Between the change on the mound and the new sinker, Pfaadt has massively helped his sweeper, which you might consider his only true “plus” pitch.

Pfaadt's use of sweeper

  • First 6 starts: .250/.294/.594 (-1 run value)
  • Since last recall: .174/.226/.240 (+10 run value)

So now we know that Pfaadt has added a new average pitch (the sinker) and he’s made his best pitch better (sweeper). He also, apparently, eliminated a glove tap that batters may have been able to pick up upon; watch how against Texas in his debut, his hands separated from his glove at the end of his windup, while against the Phillies last week, the hand stayed securely in the glove.

There’s one last key here: the four-seamer, or lack of it.

All of which means his four-seamer gets lit up less

This was the real problem in Pfaadt's first shot at the Majors, that his primary four-seam fastball is … just OK, or maybe not even. At 93.7 mph, it doesn’t have terribly notable velocity. There’s not any particularly interesting movement to it. It’s a straight fastball that’s not thrown hard enough to do any damage.

But in May, without the sinker, without the angle on his sweeper, without the faith in his changeup, Pfaadt threw the four-seamer a lot, nearly six out of every 10 pitches (56%) in his first month in the Majors, which is too much for a pitch that isn’t really effective. Plus, unlike some of his other pitches, it hasn’t even really improved, though he did find some success with it in postseason starts before NLCS Game 7.

Pfaadt's use of four-seamer

  • First 6 starts: .339/.391/.645 (-8 run value)
  • Since last recall: .316/.358/.653 (-3 run value)

The solution, then, is clear: Just don’t throw it as often. Or, if we can paraphrase the all-timer of a quote Strom offered Theo Mackie of the Arizona Republic in August about why Pfaadt was throwing fewer fastballs: "Because he was [expletive] told to do so."

No kidding. In Game 7 of the NLCS, Pfaadt threw the four-seamer only 16 times, a career-low 25% usage. (It still bit him: Pfaadt allowed a walk, a double and an Alec Bohm homer on the pitch, and the only out came on a sacrifice bunt.)

“Brandon threw the baseball as good as you possibly could have hoped or imagined,” manager Torey Lovullo said after Game 3 of the NLCS. “Once again, it’s a young kid stepping into a huge environment and executing at a very high level.
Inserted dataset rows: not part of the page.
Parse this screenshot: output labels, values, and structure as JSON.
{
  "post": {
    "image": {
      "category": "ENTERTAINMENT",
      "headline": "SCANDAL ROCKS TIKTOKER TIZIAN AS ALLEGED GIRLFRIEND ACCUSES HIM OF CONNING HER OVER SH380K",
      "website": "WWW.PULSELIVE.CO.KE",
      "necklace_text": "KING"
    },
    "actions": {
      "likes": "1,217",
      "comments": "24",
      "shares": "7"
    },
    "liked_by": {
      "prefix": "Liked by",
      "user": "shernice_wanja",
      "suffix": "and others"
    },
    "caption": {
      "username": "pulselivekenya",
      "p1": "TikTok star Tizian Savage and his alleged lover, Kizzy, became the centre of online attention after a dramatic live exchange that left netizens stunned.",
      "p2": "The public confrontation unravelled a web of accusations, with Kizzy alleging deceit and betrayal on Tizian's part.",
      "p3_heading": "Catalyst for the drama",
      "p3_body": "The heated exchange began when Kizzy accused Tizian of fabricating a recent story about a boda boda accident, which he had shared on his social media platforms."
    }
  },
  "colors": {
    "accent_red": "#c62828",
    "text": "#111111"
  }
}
That’s what stands out more than anything.”

Lovullo chose not to let Pfaadt go deeply in any of his starts, likely correctly, in deference to Pfaadt’s truly massive third-time-through-the-order splits, though it’s difficult to know if those still apply to such a magnitude given the changes he’s made -- in August and September, batters facing him the third time through were more “strong” than “legendary,” as they’d been in May and July, and he hasn’t been allowed to face one yet in October.

Pfaadt now owns two of the top five spots on the list of most swing-and-misses in a postseason game by a rookie. He’s not Scherzer, in terms of resume; he’s not even Gallen or Merrill Kelly, in terms of 2023 production. But Pfaadt is not the rookie who was so ineffective he couldn’t hold a Major League roster spot earlier in the season, either. He’s someone who can keep his team in a postseason game, at least the first half of one. Pfaadt might just be someone who can help them win a World Series.